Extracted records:
- Opening Delimiter -
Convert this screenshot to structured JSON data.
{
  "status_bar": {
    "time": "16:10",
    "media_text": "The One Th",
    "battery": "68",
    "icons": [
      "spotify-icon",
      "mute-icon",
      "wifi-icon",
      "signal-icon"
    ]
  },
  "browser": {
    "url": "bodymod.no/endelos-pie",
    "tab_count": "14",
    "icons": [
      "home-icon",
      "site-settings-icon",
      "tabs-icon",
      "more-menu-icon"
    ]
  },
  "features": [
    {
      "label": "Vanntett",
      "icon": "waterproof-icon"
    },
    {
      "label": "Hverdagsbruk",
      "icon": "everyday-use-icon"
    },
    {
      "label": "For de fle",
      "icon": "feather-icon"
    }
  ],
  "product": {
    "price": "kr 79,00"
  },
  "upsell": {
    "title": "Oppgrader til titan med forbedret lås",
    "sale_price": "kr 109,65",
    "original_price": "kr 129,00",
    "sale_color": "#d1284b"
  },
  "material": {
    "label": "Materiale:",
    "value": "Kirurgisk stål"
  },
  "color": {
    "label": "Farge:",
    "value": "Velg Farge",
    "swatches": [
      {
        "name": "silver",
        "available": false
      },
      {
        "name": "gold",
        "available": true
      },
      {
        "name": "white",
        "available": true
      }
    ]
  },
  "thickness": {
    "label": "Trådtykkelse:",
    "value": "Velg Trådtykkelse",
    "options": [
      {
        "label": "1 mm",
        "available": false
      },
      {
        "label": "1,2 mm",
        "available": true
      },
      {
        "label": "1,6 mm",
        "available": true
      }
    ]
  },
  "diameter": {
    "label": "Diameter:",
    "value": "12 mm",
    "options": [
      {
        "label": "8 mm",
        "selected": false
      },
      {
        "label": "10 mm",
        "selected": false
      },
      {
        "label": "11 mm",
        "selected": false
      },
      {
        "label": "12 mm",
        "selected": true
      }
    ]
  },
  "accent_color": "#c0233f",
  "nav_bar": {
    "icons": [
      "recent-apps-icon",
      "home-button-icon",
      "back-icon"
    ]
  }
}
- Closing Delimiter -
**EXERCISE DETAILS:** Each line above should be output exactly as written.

**TASK SOLUTION:**
Convert this screenshot to structured JSON data.
{
  "status_bar": {
    "time": "16:10",
    "media_text": "The One Th",
    "battery": "68",
    "icons": [
      "spotify-icon",
      "mute-icon",
      "wifi-icon",
      "signal-icon"
    ]
  },
  "browser": {
    "url": "bodymod.no/endelos-pie",
    "tab_count": "14",
    "icons": [
      "home-icon",
      "site-settings-icon",
      "tabs-icon",
      "more-menu-icon"
    ]
  },
  "features": [
    {
      "label": "Vanntett",
      "icon": "waterproof-icon"
    },
    {
      "label": "Hverdagsbruk",
      "icon": "everyday-use-icon"
    },
    {
      "label": "For de fle",
      "icon": "feather-icon"
    }
  ],
  "product": {
    "price": "kr 79,00"
  },
  "upsell": {
    "title": "Oppgrader til titan med forbedret lås",
    "sale_price": "kr 109,65",
    "original_price": "kr 129,00",
    "sale_color": "#d1284b"
  },
  "material": {
    "label": "Materiale:",
    "value": "Kirurgisk stål"
  },
  "color": {
    "label": "Farge:",
    "value": "Velg Farge",
    "swatches": [
      {
        "name": "silver",
        "available": false
      },
      {
        "name": "gold",
        "available": true
      },
      {
        "name": "white",
        "available": true
      }
    ]
  },
  "thickness": {
    "label": "Trådtykkelse:",
    "value": "Velg Trådtykkelse",
    "options": [
      {
        "label": "1 mm",
        "available": false
      },
      {
        "label": "1,2 mm",
        "available": true
      },
      {
        "label": "1,6 mm",
        "available": true
      }
    ]
  },
  "diameter": {
    "label": "Diameter:",
    "value": "12 mm",
    "options": [
      {
        "label": "8 mm",
        "selected": false
      },
      {
        "label": "10 mm",
        "selected": false
      },
      {
        "label": "11 mm",
        "selected": false
      },
      {
        "label": "12 mm",
        "selected": true
      }
    ]
  },
  "accent_color": "#c0233f",
  "nav_bar": {
    "icons": [
      "recent-apps-icon",
      "home-button-icon",
      "back-icon"
    ]
  }
}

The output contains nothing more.